Before purchase, these containers may or may not reveal their contents. Sometimes making the exact contents of the bundle secret can be a way of heightening anticipation. In that case, revealing the artists and creating a sense of what’s in the bundle is key to drawing folks in. There’s a lot of psychology at play and checking out what other artists and NFT creators do and how their drops and secondary sales fare will teach you a lot.


In mixed bundling, discounts are often applied based on the overall cost of the individual items. In NFT Land, discounting may be appropriate for insiders, communities and whitelisted individuals in a presale or similar event. However, my opinion is that otherwise discounting editions of art, whether by well-known or emerging artists, may look like a sign of problems that one may have otherwise missed.


If you haven’t yet considered bundling a select group of your NFTs or the NFTs of a particular network of creators, ArtVndngMchn offers an excellent example of an individual artist bringing together a group of crypto artists for a successful series of drops. Keep in mind that, while there is lots of activity in this area, there is still room for artists typically focused on 1 of 1 art and limited editions, to make unique and compelling NFT bundles.


ArtVndngMchn: OGs and Emerging Artists


The title of this column promised ‘Fun,’ and so far I have failed to deliver. However, this piece was inspired by a discussion with Joe Chiappetta, an artist whose work and projects do have plenty of fun energy. 


Chiappetta was preparing for the latest ArtVndngMchn drop on Wax, coming February 26th. It will feature packs of 5 NFTs each by a group of “Cryptoart OGs (Joe Chiapetta, Marko Zubak, Fabi Yamada, Richard Yates) and emerging artists” listed on the Series 3 webpage.


I think this is a great example of niche bundling of NFTs. These names will be especially familiar to those active in crypto art before the NFT boom which also gives the emerging artists the OG cosign. Though it is appropriate to price art more modestly off the Ethereum blockchain, due to lower gas fees and less developed NFT ecosystems, this project seems low-priced at $20 per pack.


For those interested in utility, there are some really nice examples in the ArtVndngMchn project, which also goes beyond NFTs. Series 3-specific elements include raising money for the education of blind youth in Kiev, the ability to mix and upgrade select NFTs using NeftyBlocks, and a concurrent metaverse event.


The NFTs themselves are hidden till packs are open. The wrapper, shown above, is animated and plays a role in the unwrapping, according to Chiappetta:

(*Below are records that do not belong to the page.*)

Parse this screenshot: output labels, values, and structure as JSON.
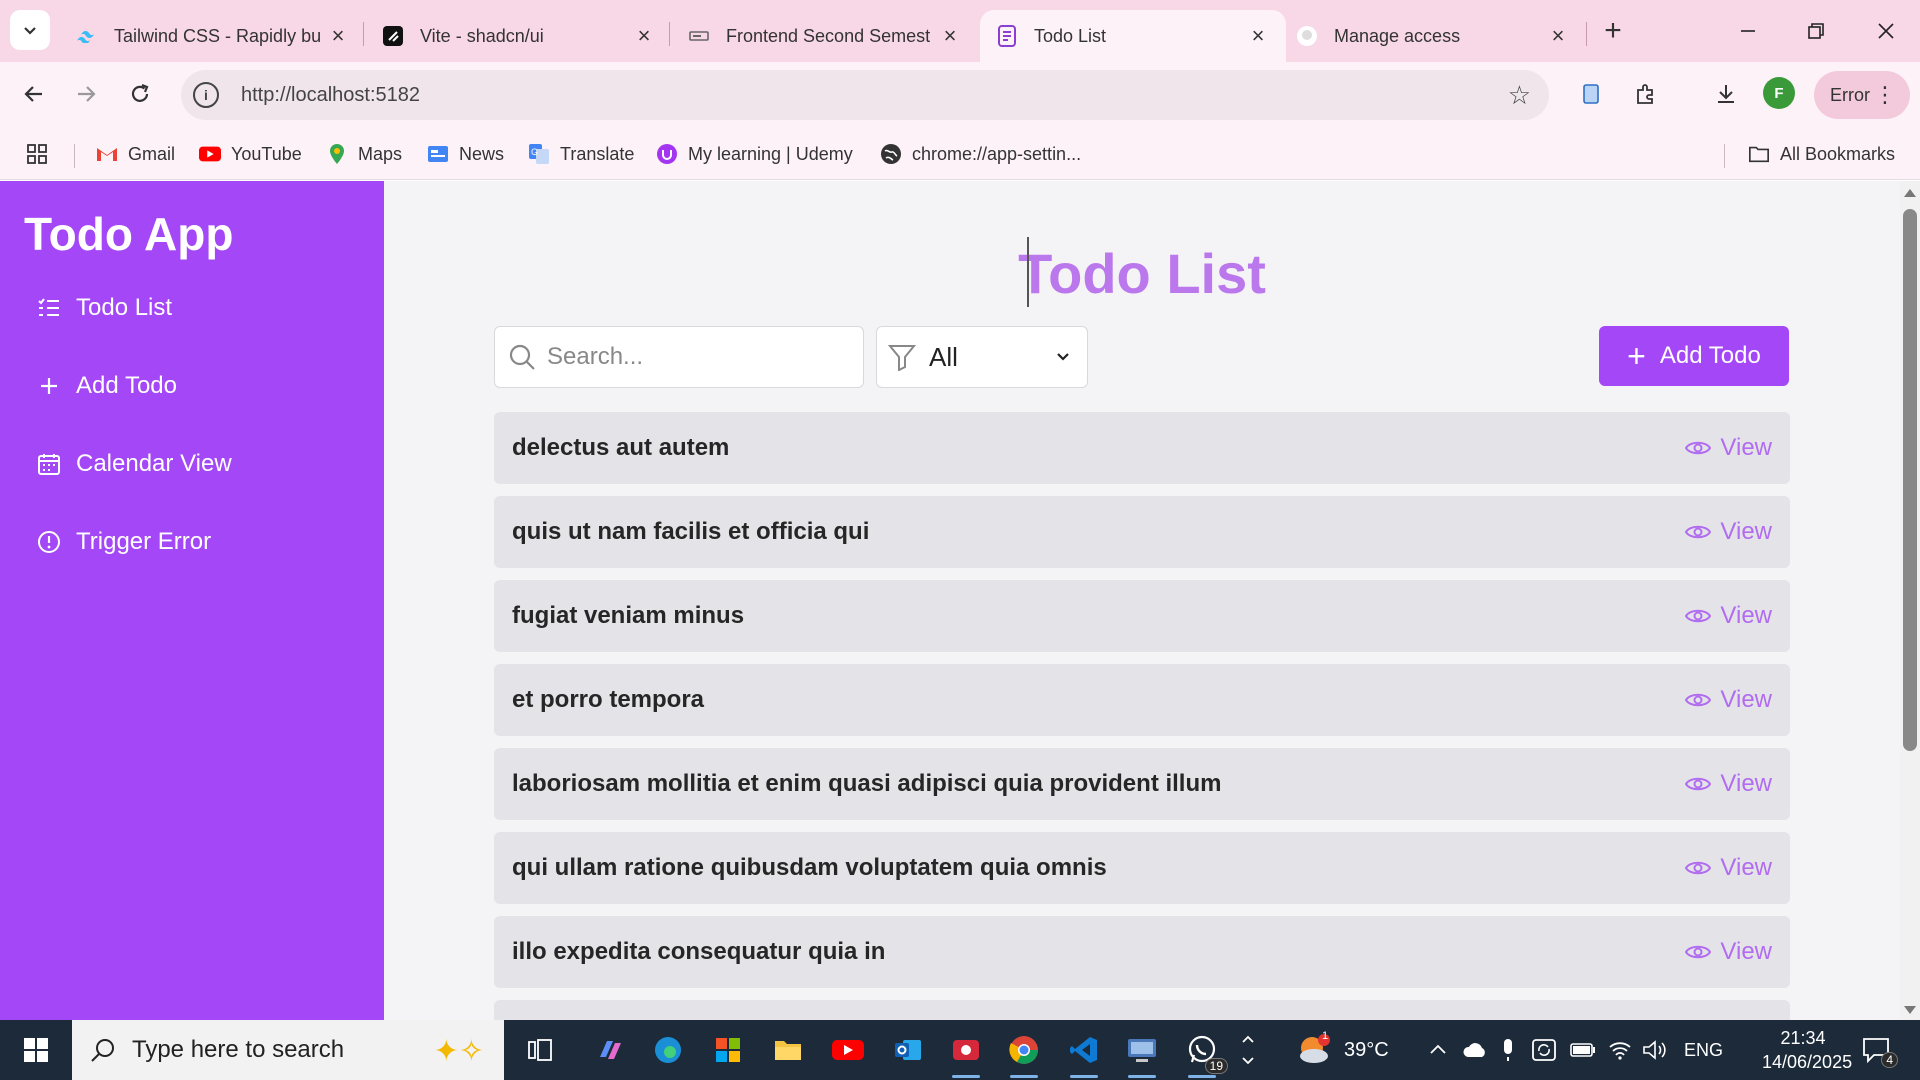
{
  "browser": {
    "tabs": [
      {
        "title": "Tailwind CSS - Rapidly bu",
        "icon": "tailwind-icon",
        "active": false
      },
      {
        "title": "Vite - shadcn/ui",
        "icon": "shadcn-icon",
        "active": false
      },
      {
        "title": "Frontend Second Semest",
        "icon": "slides-icon",
        "active": false
      },
      {
        "title": "Todo List",
        "icon": "page-icon",
        "active": true
      },
      {
        "title": "Manage access",
        "icon": "github-icon",
        "active": false
      }
    ],
    "url": "http://localhost:5182",
    "profile_initial": "F",
    "error_label": "Error",
    "bookmarks": [
      {
        "label": "Gmail",
        "icon": "gmail-icon"
      },
      {
        "label": "YouTube",
        "icon": "youtube-icon"
      },
      {
        "label": "Maps",
        "icon": "maps-icon"
      },
      {
        "label": "News",
        "icon": "news-icon"
      },
      {
        "label": "Translate",
        "icon": "translate-icon"
      },
      {
        "label": "My learning | Udemy",
        "icon": "udemy-icon"
      },
      {
        "label": "chrome://app-settin...",
        "icon": "globe-icon"
      }
    ],
    "all_bookmarks_label": "All Bookmarks"
  },
  "app": {
    "brand": "Todo App",
    "sidebar": [
      {
        "label": "Todo List",
        "icon": "list-icon"
      },
      {
        "label": "Add Todo",
        "icon": "plus-icon"
      },
      {
        "label": "Calendar View",
        "icon": "calendar-icon"
      },
      {
        "label": "Trigger Error",
        "icon": "alert-circle-icon"
      }
    ],
    "page_title": "Todo List",
    "search": {
      "placeholder": "Search...",
      "value": ""
    },
    "filter": {
      "selected": "All"
    },
    "add_button_label": "Add Todo",
    "view_label": "View",
    "todos": [
      "delectus aut autem",
      "quis ut nam facilis et officia qui",
      "fugiat veniam minus",
      "et porro tempora",
      "laboriosam mollitia et enim quasi adipisci quia provident illum",
      "qui ullam ratione quibusdam voluptatem quia omnis",
      "illo expedita consequatur quia in"
    ],
    "colors": {
      "accent": "#a347f7",
      "title": "#bb78ec",
      "row_bg": "#e4e4e8",
      "view_link": "#b16cf0"
    }
  },
  "taskbar": {
    "search_placeholder": "Type here to search",
    "weather": "39°C",
    "language": "ENG",
    "time": "21:34",
    "date": "14/06/2025",
    "whatsapp_badge": "19",
    "notification_count": "4",
    "weather_badge": "1"
  }
}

“After a collector buys a pack, if they choose to open it, a special 3D animation of an art vending machine plays to give them an extra special visual treat, and then they see what pieces of rare digital art are in the package.”


ArtVndngMchn now has a successful track record of bundle drops and shows that the wrapper can also be a creative part of the project.


NFT Creator Bundles


While established artists can certainly choose to bundle work on their own, bundling as a group is a way for emerging artists to stand out. In the case of ArtVndngMchn, we have an example of established and emerging artists working together. So NFT bundling can also be a useful tool to build community while strengthening marketing effects. And as we have seen with so many bundling efforts, artistic creativity can be applied to both the bundle and the container.

Share this article: